Data about app and page elements:
::::

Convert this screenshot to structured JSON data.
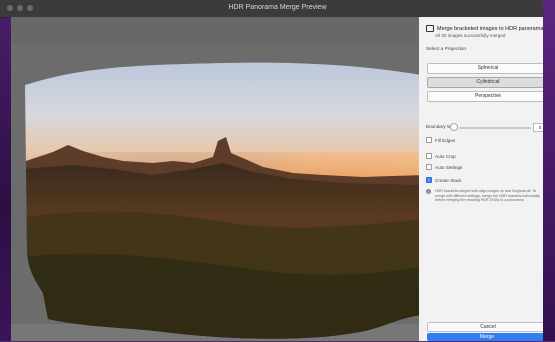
{
  "window": {
    "title": "HDR Panorama Merge Preview"
  },
  "panel": {
    "header_title": "Merge bracketed images to HDR panorama",
    "header_sub": "All 20 images successfully merged",
    "section_label": "Select a Projection",
    "projections": [
      {
        "label": "Spherical",
        "selected": false
      },
      {
        "label": "Cylindrical",
        "selected": true
      },
      {
        "label": "Perspective",
        "selected": false
      }
    ],
    "boundary_warp": {
      "label": "Boundary Warp",
      "value": "0"
    },
    "fill_edges": {
      "label": "Fill Edges",
      "checked": false
    },
    "auto_crop": {
      "label": "Auto Crop",
      "checked": false
    },
    "auto_settings": {
      "label": "Auto Settings",
      "checked": false
    },
    "create_stack": {
      "label": "Create Stack",
      "checked": true
    },
    "info_text": "HDR brackets merged with align images on and Deghost off. To merge with different settings, merge the HDR brackets individually before merging the resulting HDR DNGs to a panorama.",
    "cancel_label": "Cancel",
    "merge_label": "Merge"
  },
  "colors": {
    "accent": "#2f7ff0",
    "panel_bg": "#f2f2f2",
    "preview_bg": "#6c6c6c"
  }
}
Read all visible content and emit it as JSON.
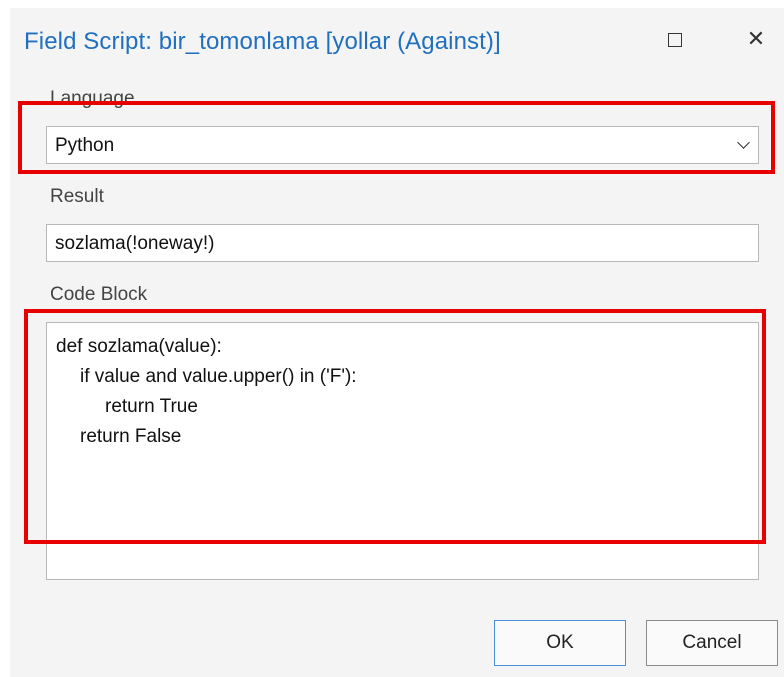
{
  "dialog": {
    "title": "Field Script: bir_tomonlama [yollar (Against)]",
    "maximize_icon": "maximize-icon",
    "close_icon": "close-icon",
    "close_glyph": "✕"
  },
  "language": {
    "label": "Language",
    "selected": "Python"
  },
  "result": {
    "label": "Result",
    "value": "sozlama(!oneway!)"
  },
  "code_block": {
    "label": "Code Block",
    "lines": [
      "def sozlama(value):",
      "if value and value.upper() in ('F'):",
      "return True",
      "return False"
    ]
  },
  "buttons": {
    "ok": "OK",
    "cancel": "Cancel"
  },
  "colors": {
    "title": "#2170c0",
    "highlight": "#e60000",
    "ok_border": "#4a90d9"
  }
}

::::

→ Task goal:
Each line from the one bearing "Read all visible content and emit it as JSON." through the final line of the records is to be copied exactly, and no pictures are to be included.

→ Answer to the problem:
Read all visible content and emit it as JSON.
{
  "dialog": {
    "title": "Field Script: bir_tomonlama [yollar (Against)]",
    "maximize_icon": "maximize-icon",
    "close_icon": "close-icon",
    "close_glyph": "✕"
  },
  "language": {
    "label": "Language",
    "selected": "Python"
  },
  "result": {
    "label": "Result",
    "value": "sozlama(!oneway!)"
  },
  "code_block": {
    "label": "Code Block",
    "lines": [
      "def sozlama(value):",
      "if value and value.upper() in ('F'):",
      "return True",
      "return False"
    ]
  },
  "buttons": {
    "ok": "OK",
    "cancel": "Cancel"
  },
  "colors": {
    "title": "#2170c0",
    "highlight": "#e60000",
    "ok_border": "#4a90d9"
  }
}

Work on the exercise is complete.